● PROBLEM TO WORK ON:
Copy out the entries below in full and exactly.

= = =

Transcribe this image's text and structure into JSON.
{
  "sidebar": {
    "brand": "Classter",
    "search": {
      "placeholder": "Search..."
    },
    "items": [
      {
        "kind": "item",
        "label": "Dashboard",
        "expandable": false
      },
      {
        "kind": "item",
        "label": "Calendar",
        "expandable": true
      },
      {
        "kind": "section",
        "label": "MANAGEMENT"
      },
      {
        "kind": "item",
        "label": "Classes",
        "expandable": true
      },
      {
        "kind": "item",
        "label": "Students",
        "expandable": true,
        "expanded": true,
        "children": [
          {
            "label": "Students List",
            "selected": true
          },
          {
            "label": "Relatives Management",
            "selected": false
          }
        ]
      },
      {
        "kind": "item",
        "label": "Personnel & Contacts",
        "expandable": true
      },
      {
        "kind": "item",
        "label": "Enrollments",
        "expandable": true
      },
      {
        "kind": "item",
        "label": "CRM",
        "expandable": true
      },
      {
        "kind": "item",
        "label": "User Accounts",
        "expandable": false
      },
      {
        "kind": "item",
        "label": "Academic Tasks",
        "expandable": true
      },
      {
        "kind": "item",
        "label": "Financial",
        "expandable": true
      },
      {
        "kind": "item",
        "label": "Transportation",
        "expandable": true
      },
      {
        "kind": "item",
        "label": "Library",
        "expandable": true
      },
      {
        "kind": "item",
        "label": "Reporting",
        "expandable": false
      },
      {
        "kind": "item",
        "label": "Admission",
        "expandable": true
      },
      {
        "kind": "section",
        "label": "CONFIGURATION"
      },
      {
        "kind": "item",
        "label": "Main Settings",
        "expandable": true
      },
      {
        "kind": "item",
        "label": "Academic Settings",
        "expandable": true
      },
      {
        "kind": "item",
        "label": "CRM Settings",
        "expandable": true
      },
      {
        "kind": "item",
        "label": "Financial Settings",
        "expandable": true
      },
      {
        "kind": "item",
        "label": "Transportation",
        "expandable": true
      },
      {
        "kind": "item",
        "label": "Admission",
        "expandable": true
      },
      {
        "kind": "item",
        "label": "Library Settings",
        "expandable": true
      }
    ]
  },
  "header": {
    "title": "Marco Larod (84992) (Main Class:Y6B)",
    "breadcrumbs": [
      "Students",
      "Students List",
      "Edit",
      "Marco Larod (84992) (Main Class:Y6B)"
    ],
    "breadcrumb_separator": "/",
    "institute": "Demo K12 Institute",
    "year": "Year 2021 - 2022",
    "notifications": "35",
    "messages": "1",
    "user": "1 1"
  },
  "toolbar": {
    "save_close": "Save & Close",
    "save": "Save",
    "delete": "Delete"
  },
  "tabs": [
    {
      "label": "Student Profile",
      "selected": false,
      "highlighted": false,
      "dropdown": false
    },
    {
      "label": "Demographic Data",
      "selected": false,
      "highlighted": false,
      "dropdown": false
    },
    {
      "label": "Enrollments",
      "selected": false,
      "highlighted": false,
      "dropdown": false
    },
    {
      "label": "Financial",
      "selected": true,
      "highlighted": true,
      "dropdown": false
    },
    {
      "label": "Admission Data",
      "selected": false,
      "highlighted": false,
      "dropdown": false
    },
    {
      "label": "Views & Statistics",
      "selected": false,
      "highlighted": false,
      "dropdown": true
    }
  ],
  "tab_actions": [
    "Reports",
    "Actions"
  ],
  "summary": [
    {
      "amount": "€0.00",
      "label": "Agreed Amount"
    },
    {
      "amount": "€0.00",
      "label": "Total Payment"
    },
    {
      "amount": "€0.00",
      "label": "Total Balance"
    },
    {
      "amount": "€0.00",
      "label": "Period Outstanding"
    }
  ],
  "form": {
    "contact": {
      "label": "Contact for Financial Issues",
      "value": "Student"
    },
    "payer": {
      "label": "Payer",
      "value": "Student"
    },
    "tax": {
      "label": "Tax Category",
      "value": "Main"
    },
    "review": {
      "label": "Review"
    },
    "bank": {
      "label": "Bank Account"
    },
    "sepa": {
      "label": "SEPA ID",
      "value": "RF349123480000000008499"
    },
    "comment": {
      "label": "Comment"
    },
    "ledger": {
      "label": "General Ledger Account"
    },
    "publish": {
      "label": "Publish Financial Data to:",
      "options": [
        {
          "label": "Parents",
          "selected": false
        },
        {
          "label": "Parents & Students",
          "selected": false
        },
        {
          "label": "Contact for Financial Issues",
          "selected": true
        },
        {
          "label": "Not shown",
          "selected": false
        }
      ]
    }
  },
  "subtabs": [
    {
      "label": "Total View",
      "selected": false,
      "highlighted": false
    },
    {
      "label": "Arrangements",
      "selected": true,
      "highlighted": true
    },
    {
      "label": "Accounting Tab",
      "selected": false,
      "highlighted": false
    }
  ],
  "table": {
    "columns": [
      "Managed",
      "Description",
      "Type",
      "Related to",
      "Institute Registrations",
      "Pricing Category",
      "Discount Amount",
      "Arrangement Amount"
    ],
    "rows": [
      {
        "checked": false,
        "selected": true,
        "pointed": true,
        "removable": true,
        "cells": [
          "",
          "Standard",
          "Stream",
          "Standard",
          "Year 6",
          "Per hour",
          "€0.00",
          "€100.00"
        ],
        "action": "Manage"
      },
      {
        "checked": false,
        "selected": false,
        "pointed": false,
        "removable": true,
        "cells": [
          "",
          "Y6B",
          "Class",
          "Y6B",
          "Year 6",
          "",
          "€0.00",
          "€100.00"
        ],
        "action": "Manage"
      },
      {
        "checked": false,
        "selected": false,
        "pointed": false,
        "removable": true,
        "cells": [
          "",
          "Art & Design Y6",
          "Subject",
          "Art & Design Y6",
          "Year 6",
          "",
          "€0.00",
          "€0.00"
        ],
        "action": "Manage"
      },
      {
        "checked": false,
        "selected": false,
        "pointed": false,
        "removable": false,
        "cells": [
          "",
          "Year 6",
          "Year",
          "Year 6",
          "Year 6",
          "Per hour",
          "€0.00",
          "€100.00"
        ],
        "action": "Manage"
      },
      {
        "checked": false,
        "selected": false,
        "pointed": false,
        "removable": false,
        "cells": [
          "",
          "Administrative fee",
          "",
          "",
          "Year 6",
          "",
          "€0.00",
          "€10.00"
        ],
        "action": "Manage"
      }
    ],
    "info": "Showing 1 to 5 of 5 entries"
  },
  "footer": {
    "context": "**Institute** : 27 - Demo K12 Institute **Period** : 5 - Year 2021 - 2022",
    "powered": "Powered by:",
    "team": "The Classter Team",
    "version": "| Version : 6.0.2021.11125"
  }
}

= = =

● RESULT BELOW:
Transcribe this image's text and structure into JSON.
{
  "sidebar": {
    "brand": "Classter",
    "search": {
      "placeholder": "Search..."
    },
    "items": [
      {
        "kind": "item",
        "label": "Dashboard",
        "expandable": false
      },
      {
        "kind": "item",
        "label": "Calendar",
        "expandable": true
      },
      {
        "kind": "section",
        "label": "MANAGEMENT"
      },
      {
        "kind": "item",
        "label": "Classes",
        "expandable": true
      },
      {
        "kind": "item",
        "label": "Students",
        "expandable": true,
        "expanded": true,
        "children": [
          {
            "label": "Students List",
            "selected": true
          },
          {
            "label": "Relatives Management",
            "selected": false
          }
        ]
      },
      {
        "kind": "item",
        "label": "Personnel & Contacts",
        "expandable": true
      },
      {
        "kind": "item",
        "label": "Enrollments",
        "expandable": true
      },
      {
        "kind": "item",
        "label": "CRM",
        "expandable": true
      },
      {
        "kind": "item",
        "label": "User Accounts",
        "expandable": false
      },
      {
        "kind": "item",
        "label": "Academic Tasks",
        "expandable": true
      },
      {
        "kind": "item",
        "label": "Financial",
        "expandable": true
      },
      {
        "kind": "item",
        "label": "Transportation",
        "expandable": true
      },
      {
        "kind": "item",
        "label": "Library",
        "expandable": true
      },
      {
        "kind": "item",
        "label": "Reporting",
        "expandable": false
      },
      {
        "kind": "item",
        "label": "Admission",
        "expandable": true
      },
      {
        "kind": "section",
        "label": "CONFIGURATION"
      },
      {
        "kind": "item",
        "label": "Main Settings",
        "expandable": true
      },
      {
        "kind": "item",
        "label": "Academic Settings",
        "expandable": true
      },
      {
        "kind": "item",
        "label": "CRM Settings",
        "expandable": true
      },
      {
        "kind": "item",
        "label": "Financial Settings",
        "expandable": true
      },
      {
        "kind": "item",
        "label": "Transportation",
        "expandable": true
      },
      {
        "kind": "item",
        "label": "Admission",
        "expandable": true
      },
      {
        "kind": "item",
        "label": "Library Settings",
        "expandable": true
      }
    ]
  },
  "header": {
    "title": "Marco Larod (84992) (Main Class:Y6B)",
    "breadcrumbs": [
      "Students",
      "Students List",
      "Edit",
      "Marco Larod (84992) (Main Class:Y6B)"
    ],
    "breadcrumb_separator": "/",
    "institute": "Demo K12 Institute",
    "year": "Year 2021 - 2022",
    "notifications": "35",
    "messages": "1",
    "user": "1 1"
  },
  "toolbar": {
    "save_close": "Save & Close",
    "save": "Save",
    "delete": "Delete"
  },
  "tabs": [
    {
      "label": "Student Profile",
      "selected": false,
      "highlighted": false,
      "dropdown": false
    },
    {
      "label": "Demographic Data",
      "selected": false,
      "highlighted": false,
      "dropdown": false
    },
    {
      "label": "Enrollments",
      "selected": false,
      "highlighted": false,
      "dropdown": false
    },
    {
      "label": "Financial",
      "selected": true,
      "highlighted": true,
      "dropdown": false
    },
    {
      "label": "Admission Data",
      "selected": false,
      "highlighted": false,
      "dropdown": false
    },
    {
      "label": "Views & Statistics",
      "selected": false,
      "highlighted": false,
      "dropdown": true
    }
  ],
  "tab_actions": [
    "Reports",
    "Actions"
  ],
  "summary": [
    {
      "amount": "€0.00",
      "label": "Agreed Amount"
    },
    {
      "amount": "€0.00",
      "label": "Total Payment"
    },
    {
      "amount": "€0.00",
      "label": "Total Balance"
    },
    {
      "amount": "€0.00",
      "label": "Period Outstanding"
    }
  ],
  "form": {
    "contact": {
      "label": "Contact for Financial Issues",
      "value": "Student"
    },
    "payer": {
      "label": "Payer",
      "value": "Student"
    },
    "tax": {
      "label": "Tax Category",
      "value": "Main"
    },
    "review": {
      "label": "Review"
    },
    "bank": {
      "label": "Bank Account"
    },
    "sepa": {
      "label": "SEPA ID",
      "value": "RF349123480000000008499"
    },
    "comment": {
      "label": "Comment"
    },
    "ledger": {
      "label": "General Ledger Account"
    },
    "publish": {
      "label": "Publish Financial Data to:",
      "options": [
        {
          "label": "Parents",
          "selected": false
        },
        {
          "label": "Parents & Students",
          "selected": false
        },
        {
          "label": "Contact for Financial Issues",
          "selected": true
        },
        {
          "label": "Not shown",
          "selected": false
        }
      ]
    }
  },
  "subtabs": [
    {
      "label": "Total View",
      "selected": false,
      "highlighted": false
    },
    {
      "label": "Arrangements",
      "selected": true,
      "highlighted": true
    },
    {
      "label": "Accounting Tab",
      "selected": false,
      "highlighted": false
    }
  ],
  "table": {
    "columns": [
      "Managed",
      "Description",
      "Type",
      "Related to",
      "Institute Registrations",
      "Pricing Category",
      "Discount Amount",
      "Arrangement Amount"
    ],
    "rows": [
      {
        "checked": false,
        "selected": true,
        "pointed": true,
        "removable": true,
        "cells": [
          "",
          "Standard",
          "Stream",
          "Standard",
          "Year 6",
          "Per hour",
          "€0.00",
          "€100.00"
        ],
        "action": "Manage"
      },
      {
        "checked": false,
        "selected": false,
        "pointed": false,
        "removable": true,
        "cells": [
          "",
          "Y6B",
          "Class",
          "Y6B",
          "Year 6",
          "",
          "€0.00",
          "€100.00"
        ],
        "action": "Manage"
      },
      {
        "checked": false,
        "selected": false,
        "pointed": false,
        "removable": true,
        "cells": [
          "",
          "Art & Design Y6",
          "Subject",
          "Art & Design Y6",
          "Year 6",
          "",
          "€0.00",
          "€0.00"
        ],
        "action": "Manage"
      },
      {
        "checked": false,
        "selected": false,
        "pointed": false,
        "removable": false,
        "cells": [
          "",
          "Year 6",
          "Year",
          "Year 6",
          "Year 6",
          "Per hour",
          "€0.00",
          "€100.00"
        ],
        "action": "Manage"
      },
      {
        "checked": false,
        "selected": false,
        "pointed": false,
        "removable": false,
        "cells": [
          "",
          "Administrative fee",
          "",
          "",
          "Year 6",
          "",
          "€0.00",
          "€10.00"
        ],
        "action": "Manage"
      }
    ],
    "info": "Showing 1 to 5 of 5 entries"
  },
  "footer": {
    "context": "**Institute** : 27 - Demo K12 Institute **Period** : 5 - Year 2021 - 2022",
    "powered": "Powered by:",
    "team": "The Classter Team",
    "version": "| Version : 6.0.2021.11125"
  }
}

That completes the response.